■ **Excerpted data**:
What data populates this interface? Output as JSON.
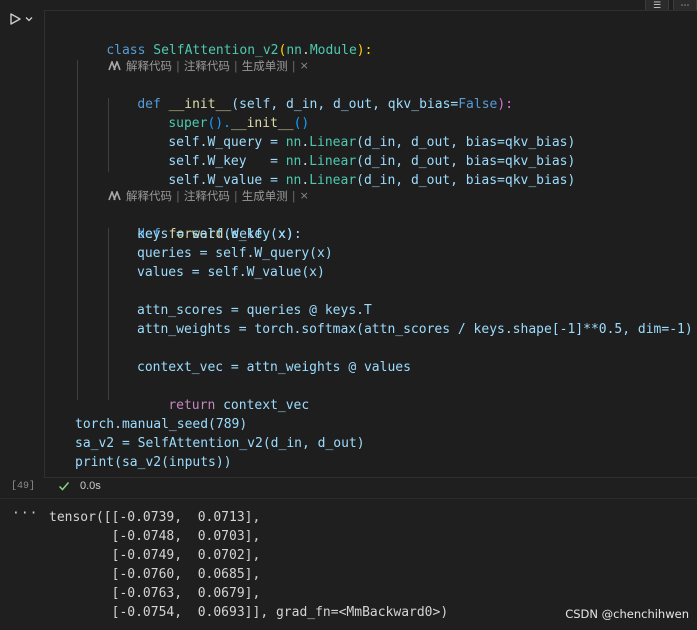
{
  "toolbar": {
    "btn1": "☰",
    "btn2": "⋯"
  },
  "cell": {
    "execution_count": "[49]",
    "status_time": "0.0s"
  },
  "code": {
    "l1": [
      "class",
      " ",
      "SelfAttention_v2",
      "(",
      "nn",
      ".",
      "Module",
      "):"
    ],
    "codelens": {
      "a": "解释代码",
      "b": "注释代码",
      "c": "生成单测",
      "sep": "|",
      "close": "×"
    },
    "init_def": [
      "def",
      " ",
      "__init__",
      "(self, d_in, d_out, qkv_bias=",
      "False",
      "):"
    ],
    "super": [
      "super",
      "().",
      "__init__",
      "()"
    ],
    "wq": [
      "self",
      ".W_query = ",
      "nn",
      ".",
      "Linear",
      "(d_in, d_out, bias=qkv_bias)"
    ],
    "wk": [
      "self",
      ".W_key   = ",
      "nn",
      ".",
      "Linear",
      "(d_in, d_out, bias=qkv_bias)"
    ],
    "wv": [
      "self",
      ".W_value = ",
      "nn",
      ".",
      "Linear",
      "(d_in, d_out, bias=qkv_bias)"
    ],
    "fwd_def": [
      "def",
      " ",
      "forward",
      "(self, x):"
    ],
    "keys": "keys = self.W_key(x)",
    "queries": "queries = self.W_query(x)",
    "values": "values = self.W_value(x)",
    "attn_scores": "attn_scores = queries @ keys.T",
    "attn_weights": "attn_weights = torch.softmax(attn_scores / keys.shape[-1]**0.5, dim=-1)",
    "context": "context_vec = attn_weights @ values",
    "ret": [
      "return",
      " context_vec"
    ],
    "seed": "torch.manual_seed(789)",
    "sa": "sa_v2 = SelfAttention_v2(d_in, d_out)",
    "print": "print(sa_v2(inputs))"
  },
  "output": {
    "more": "···",
    "lines": [
      "tensor([[-0.0739,  0.0713],",
      "        [-0.0748,  0.0703],",
      "        [-0.0749,  0.0702],",
      "        [-0.0760,  0.0685],",
      "        [-0.0763,  0.0679],",
      "        [-0.0754,  0.0693]], grad_fn=<MmBackward0>)"
    ]
  },
  "watermark": "CSDN @chenchihwen",
  "colors": {
    "keyword": "#569cd6",
    "control": "#c586c0",
    "class": "#4ec9b0",
    "function": "#dcdcaa",
    "variable": "#9cdcfe",
    "number": "#b5cea8",
    "success": "#89d185"
  }
}
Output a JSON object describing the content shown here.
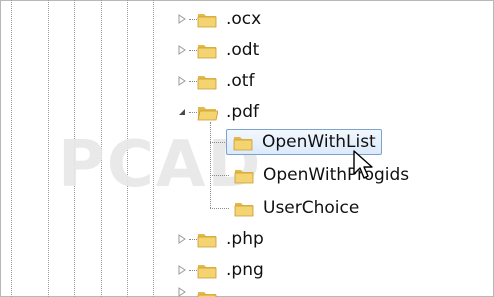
{
  "tree": {
    "items": [
      {
        "label": ".ocx",
        "expanded": false,
        "level": 1
      },
      {
        "label": ".odt",
        "expanded": false,
        "level": 1
      },
      {
        "label": ".otf",
        "expanded": false,
        "level": 1
      },
      {
        "label": ".pdf",
        "expanded": true,
        "level": 1,
        "children": [
          {
            "label": "OpenWithList",
            "selected": true
          },
          {
            "label": "OpenWithProgids",
            "selected": false
          },
          {
            "label": "UserChoice",
            "selected": false
          }
        ]
      },
      {
        "label": ".php",
        "expanded": false,
        "level": 1
      },
      {
        "label": ".png",
        "expanded": false,
        "level": 1
      }
    ]
  },
  "watermark": "PCAD",
  "colors": {
    "folder_fill": "#f4d371",
    "folder_shade": "#e3b94a",
    "selection_border": "#7da2ce",
    "selection_bg": "#dbeafb",
    "tree_lines": "#8a8a8a"
  },
  "icons": {
    "expander_collapsed": "chevron-right-icon",
    "expander_expanded": "triangle-down-icon",
    "folder": "folder-icon",
    "cursor": "mouse-pointer-icon"
  }
}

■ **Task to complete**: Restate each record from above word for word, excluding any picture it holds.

■ **Answer area**:
What data populates this interface? Output as JSON.
{
  "toolbar": {
    "btn1": "☰",
    "btn2": "⋯"
  },
  "cell": {
    "execution_count": "[49]",
    "status_time": "0.0s"
  },
  "code": {
    "l1": [
      "class",
      " ",
      "SelfAttention_v2",
      "(",
      "nn",
      ".",
      "Module",
      "):"
    ],
    "codelens": {
      "a": "解释代码",
      "b": "注释代码",
      "c": "生成单测",
      "sep": "|",
      "close": "×"
    },
    "init_def": [
      "def",
      " ",
      "__init__",
      "(self, d_in, d_out, qkv_bias=",
      "False",
      "):"
    ],
    "super": [
      "super",
      "().",
      "__init__",
      "()"
    ],
    "wq": [
      "self",
      ".W_query = ",
      "nn",
      ".",
      "Linear",
      "(d_in, d_out, bias=qkv_bias)"
    ],
    "wk": [
      "self",
      ".W_key   = ",
      "nn",
      ".",
      "Linear",
      "(d_in, d_out, bias=qkv_bias)"
    ],
    "wv": [
      "self",
      ".W_value = ",
      "nn",
      ".",
      "Linear",
      "(d_in, d_out, bias=qkv_bias)"
    ],
    "fwd_def": [
      "def",
      " ",
      "forward",
      "(self, x):"
    ],
    "keys": "keys = self.W_key(x)",
    "queries": "queries = self.W_query(x)",
    "values": "values = self.W_value(x)",
    "attn_scores": "attn_scores = queries @ keys.T",
    "attn_weights": "attn_weights = torch.softmax(attn_scores / keys.shape[-1]**0.5, dim=-1)",
    "context": "context_vec = attn_weights @ values",
    "ret": [
      "return",
      " context_vec"
    ],
    "seed": "torch.manual_seed(789)",
    "sa": "sa_v2 = SelfAttention_v2(d_in, d_out)",
    "print": "print(sa_v2(inputs))"
  },
  "output": {
    "more": "···",
    "lines": [
      "tensor([[-0.0739,  0.0713],",
      "        [-0.0748,  0.0703],",
      "        [-0.0749,  0.0702],",
      "        [-0.0760,  0.0685],",
      "        [-0.0763,  0.0679],",
      "        [-0.0754,  0.0693]], grad_fn=<MmBackward0>)"
    ]
  },
  "watermark": "CSDN @chenchihwen",
  "colors": {
    "keyword": "#569cd6",
    "control": "#c586c0",
    "class": "#4ec9b0",
    "function": "#dcdcaa",
    "variable": "#9cdcfe",
    "number": "#b5cea8",
    "success": "#89d185"
  }
}
Output a JSON object describing the content shown here.
{
  "tree": {
    "items": [
      {
        "label": ".ocx",
        "expanded": false,
        "level": 1
      },
      {
        "label": ".odt",
        "expanded": false,
        "level": 1
      },
      {
        "label": ".otf",
        "expanded": false,
        "level": 1
      },
      {
        "label": ".pdf",
        "expanded": true,
        "level": 1,
        "children": [
          {
            "label": "OpenWithList",
            "selected": true
          },
          {
            "label": "OpenWithProgids",
            "selected": false
          },
          {
            "label": "UserChoice",
            "selected": false
          }
        ]
      },
      {
        "label": ".php",
        "expanded": false,
        "level": 1
      },
      {
        "label": ".png",
        "expanded": false,
        "level": 1
      }
    ]
  },
  "watermark": "PCAD",
  "colors": {
    "folder_fill": "#f4d371",
    "folder_shade": "#e3b94a",
    "selection_border": "#7da2ce",
    "selection_bg": "#dbeafb",
    "tree_lines": "#8a8a8a"
  },
  "icons": {
    "expander_collapsed": "chevron-right-icon",
    "expander_expanded": "triangle-down-icon",
    "folder": "folder-icon",
    "cursor": "mouse-pointer-icon"
  }
}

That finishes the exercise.